5. The Chick Corea Elektric Band play…something

This band were always one of the more unsavoury fusion units of the late-’80s. Their freakily-flawless musicianship, cheesy synth sounds and ‘zany’ stage performances are ripe for a bit of a rave-up…

4. USA For Africa play ‘We Are The World’

This one gets in for sheer oddness. It sounds like it’s been overdubbed by people whose first language is not English. Chinese? French? Kenny Rogers, Tina Turner and Billy Joel always get me.

3. Miles Davis plays ‘Tutu’

Sorry Miles, but I like the way this classic piece is re-imagined as a kind of remedial reggae/world music/’50s rock jam. Check out the intensity of percussionist Don Alias’s performance. That little ‘tinging’ ride cymbal gets me every time.

2. Dire Straits play ‘Money For Nothing’

This is ‘Money For Nothing’ played by a bunch of teenagers who have just been given a few cheap synths, a crap bass and a few rubbish guitars for Christmas. I particularly dig John Illsley’s backing vocals.

1. Chick Corea duets with Herbie Hancock

Yes, yes, why not some more Chick? There’s something about his smug performance style that lends itself to these clips. And of course the fact that he has made so much tasteless music for someone so near to genius…

Getz Meets Grover: Sadao Watanabe’s Maisha

sadaoElektra Records, released 25th May 1985

7/10

Ah, the joy of tape-to-tape machines. One day, when I was about 16, my parents’ cool music-biz friend Steve brought me round a pile of cassettes, all tape-to-tape recordings, two albums per tape. That was an important little selection right there: Little Feat’s Last Record Album, Steely Dan‘s Katy Lied, Talking Heads ’77 and a few others that have skipped my mind.

Sadao_Watanabe_jazz_musician

Sadao Watanabe’s Maisha was also amongst them. I’d never heard of Sadao. He’s a highly-regarded Japanese sax player who has performed in many different idioms from straight ahead to bossa nova, but is probably best known for his late-’70s jazz/funk material when he borrowed Grover Washington Jr‘s band (Steve Gadd, Richard Tee, Eric Gale, Ralph McDonald and Anthony Jackson) for some huge home-country gigs and a few fairly popular albums on CBS.

Maisha is a fairly light jazz-funk album of a mid-’80s vintage, but on reflection it’s got more in common with MJ’s Thriller than anything by Spyro Gyra or Shakatak. This is due to a really phenomenal rhythm section and very subdued production with no blaring synths, drum machines or digital reverb.

Instead, it’s a lesson in groove construction. Drummers John Robinson/Harvey Mason and bassists Nathan East (fresh from Anita Baker’s The Songstress, Randy Newman’s Trouble In Paradise and Lionel’s Can’t Slow Down) and Jimmy Johnson have seldom played better.
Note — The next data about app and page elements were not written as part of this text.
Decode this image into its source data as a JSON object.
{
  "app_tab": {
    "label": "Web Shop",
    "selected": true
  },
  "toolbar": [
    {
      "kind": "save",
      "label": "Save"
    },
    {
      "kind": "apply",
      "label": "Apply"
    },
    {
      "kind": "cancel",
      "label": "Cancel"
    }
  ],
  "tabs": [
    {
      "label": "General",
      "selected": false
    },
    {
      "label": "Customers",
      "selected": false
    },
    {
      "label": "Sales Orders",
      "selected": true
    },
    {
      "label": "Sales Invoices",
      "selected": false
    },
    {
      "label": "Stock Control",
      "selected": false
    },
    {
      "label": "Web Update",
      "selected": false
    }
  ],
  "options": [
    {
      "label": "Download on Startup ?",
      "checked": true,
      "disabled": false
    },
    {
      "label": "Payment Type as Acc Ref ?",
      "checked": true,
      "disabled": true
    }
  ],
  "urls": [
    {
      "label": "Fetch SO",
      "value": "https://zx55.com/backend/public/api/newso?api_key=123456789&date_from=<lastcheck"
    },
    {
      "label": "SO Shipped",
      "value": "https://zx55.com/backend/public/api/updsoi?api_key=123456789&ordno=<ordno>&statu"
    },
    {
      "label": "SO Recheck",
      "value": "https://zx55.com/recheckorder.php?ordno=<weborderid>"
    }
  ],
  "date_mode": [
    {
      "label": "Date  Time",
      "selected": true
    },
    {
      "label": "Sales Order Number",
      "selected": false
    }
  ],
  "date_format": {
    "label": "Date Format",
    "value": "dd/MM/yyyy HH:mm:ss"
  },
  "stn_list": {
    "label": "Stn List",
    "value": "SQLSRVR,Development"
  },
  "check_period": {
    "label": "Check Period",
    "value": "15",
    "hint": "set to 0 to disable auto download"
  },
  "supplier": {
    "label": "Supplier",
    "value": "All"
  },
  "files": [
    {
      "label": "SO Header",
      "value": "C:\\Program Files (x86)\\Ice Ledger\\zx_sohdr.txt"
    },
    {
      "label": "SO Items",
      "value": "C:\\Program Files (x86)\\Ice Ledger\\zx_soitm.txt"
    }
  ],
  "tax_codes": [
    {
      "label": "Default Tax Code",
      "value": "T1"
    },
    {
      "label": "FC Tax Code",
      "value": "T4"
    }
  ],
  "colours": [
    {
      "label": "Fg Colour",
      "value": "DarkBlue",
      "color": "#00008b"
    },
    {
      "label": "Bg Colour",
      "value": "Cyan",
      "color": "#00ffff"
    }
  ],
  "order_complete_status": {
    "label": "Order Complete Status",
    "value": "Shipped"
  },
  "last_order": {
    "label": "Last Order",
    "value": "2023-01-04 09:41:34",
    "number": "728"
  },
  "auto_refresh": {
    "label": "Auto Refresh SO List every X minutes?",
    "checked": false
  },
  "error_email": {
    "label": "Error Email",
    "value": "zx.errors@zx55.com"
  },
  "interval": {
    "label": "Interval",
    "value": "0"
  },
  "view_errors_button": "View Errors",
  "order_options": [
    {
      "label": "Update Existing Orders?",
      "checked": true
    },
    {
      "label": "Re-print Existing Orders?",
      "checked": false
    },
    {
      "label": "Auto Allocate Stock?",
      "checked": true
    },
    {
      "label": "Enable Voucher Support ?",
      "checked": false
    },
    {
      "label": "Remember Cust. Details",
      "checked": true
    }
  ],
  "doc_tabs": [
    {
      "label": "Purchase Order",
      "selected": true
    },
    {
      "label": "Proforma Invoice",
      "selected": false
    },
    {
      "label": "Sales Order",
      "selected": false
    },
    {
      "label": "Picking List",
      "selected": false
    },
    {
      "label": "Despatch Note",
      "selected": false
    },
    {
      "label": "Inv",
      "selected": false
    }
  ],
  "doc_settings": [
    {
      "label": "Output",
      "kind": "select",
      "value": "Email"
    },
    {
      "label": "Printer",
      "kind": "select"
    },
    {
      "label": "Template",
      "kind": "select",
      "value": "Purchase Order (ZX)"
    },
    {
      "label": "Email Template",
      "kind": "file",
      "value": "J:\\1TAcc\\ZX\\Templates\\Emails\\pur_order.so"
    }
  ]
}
Yellowjacket Russell Ferrante’s keys are typically tasteful and considered, sticking to a Rhodes and acoustic piano rather than synths, while Jerry Hey adds brilliant horn arrangements to various tracks. Paulinho Da Costa is his usual effervescent self on all manner of percussion. And finally, guitarists Carlos Rios and David Williams play beautifully, the latter of course a mainstay of Thriller.

sadao 2

In general, the musicianship is loose and spontaneous, a world away from the studied session-head sounds usually associated with the ’80s LA studio scene. John Robinson marshals the band through ‘Paysages’ with a fantastically loose interpretation of the famous Bernard Purdie shuffle. Herbie Hancock pops in to contribute a ridiculously great synth solo to ‘What’s Now’ (which is surely due a big-band cover version) while Brenda Russell’s attractively-artless vocals feature on the Calypso-tinged ‘Tip Away’ and infectious ‘Men And Women’. And not even Stanley Clarke could have bettered Nathan East’s bass-and-scat solo on ‘Good News’.

Unfortunately Sadao’s sax chops get a bit swamped by all this classy playing, but he does have a lovely tone, like an alto-playing Stan Getz, and writes several memorable themes on the album.

So, thanks for this one, Steve, and for the Steely, Little Feat and Heads. Oh, and the China Crisis. I knew I’d remember eventually.

In a movingtheriver.com first, I’m afraid I can’t bring you any excerpts from Maisha because I can’t find any decent ones. So let’s instead enjoy a bit of Harvey Mason from 1985, stadium-funk style. Why not.